(Collection entries)
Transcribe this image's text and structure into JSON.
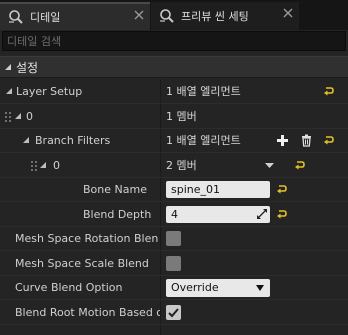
{
  "tabs": [
    {
      "label": "디테일",
      "icon": "details-search-icon",
      "active": true
    },
    {
      "label": "프리뷰 씬 세팅",
      "icon": "preview-search-icon",
      "active": false
    }
  ],
  "search": {
    "placeholder": "디테일 검색",
    "value": ""
  },
  "section": {
    "title": "설정"
  },
  "rows": {
    "layer_setup": {
      "label": "Layer Setup",
      "value": "1 배열 엘리먼트"
    },
    "layer_index": {
      "label": "0",
      "value": "1 멤버"
    },
    "branch_filters": {
      "label": "Branch Filters",
      "value": "1 배열 엘리먼트"
    },
    "branch_index": {
      "label": "0",
      "value": "2 멤버"
    },
    "bone_name": {
      "label": "Bone Name",
      "value": "spine_01"
    },
    "blend_depth": {
      "label": "Blend Depth",
      "value": "4"
    },
    "mesh_rotation": {
      "label": "Mesh Space Rotation Blend",
      "checked": false
    },
    "mesh_scale": {
      "label": "Mesh Space Scale Blend",
      "checked": false
    },
    "curve_blend": {
      "label": "Curve Blend Option",
      "value": "Override"
    },
    "root_motion": {
      "label": "Blend Root Motion Based on Root Bone",
      "checked": true
    }
  },
  "colors": {
    "reset_arrow": "#e6c229",
    "background": "#242424",
    "section": "#303030"
  }
}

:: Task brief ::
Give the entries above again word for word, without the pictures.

:: Your solution ::
Transcribe this image's text and structure into JSON.
{
  "tabs": [
    {
      "label": "디테일",
      "icon": "details-search-icon",
      "active": true
    },
    {
      "label": "프리뷰 씬 세팅",
      "icon": "preview-search-icon",
      "active": false
    }
  ],
  "search": {
    "placeholder": "디테일 검색",
    "value": ""
  },
  "section": {
    "title": "설정"
  },
  "rows": {
    "layer_setup": {
      "label": "Layer Setup",
      "value": "1 배열 엘리먼트"
    },
    "layer_index": {
      "label": "0",
      "value": "1 멤버"
    },
    "branch_filters": {
      "label": "Branch Filters",
      "value": "1 배열 엘리먼트"
    },
    "branch_index": {
      "label": "0",
      "value": "2 멤버"
    },
    "bone_name": {
      "label": "Bone Name",
      "value": "spine_01"
    },
    "blend_depth": {
      "label": "Blend Depth",
      "value": "4"
    },
    "mesh_rotation": {
      "label": "Mesh Space Rotation Blend",
      "checked": false
    },
    "mesh_scale": {
      "label": "Mesh Space Scale Blend",
      "checked": false
    },
    "curve_blend": {
      "label": "Curve Blend Option",
      "value": "Override"
    },
    "root_motion": {
      "label": "Blend Root Motion Based on Root Bone",
      "checked": true
    }
  },
  "colors": {
    "reset_arrow": "#e6c229",
    "background": "#242424",
    "section": "#303030"
  }
}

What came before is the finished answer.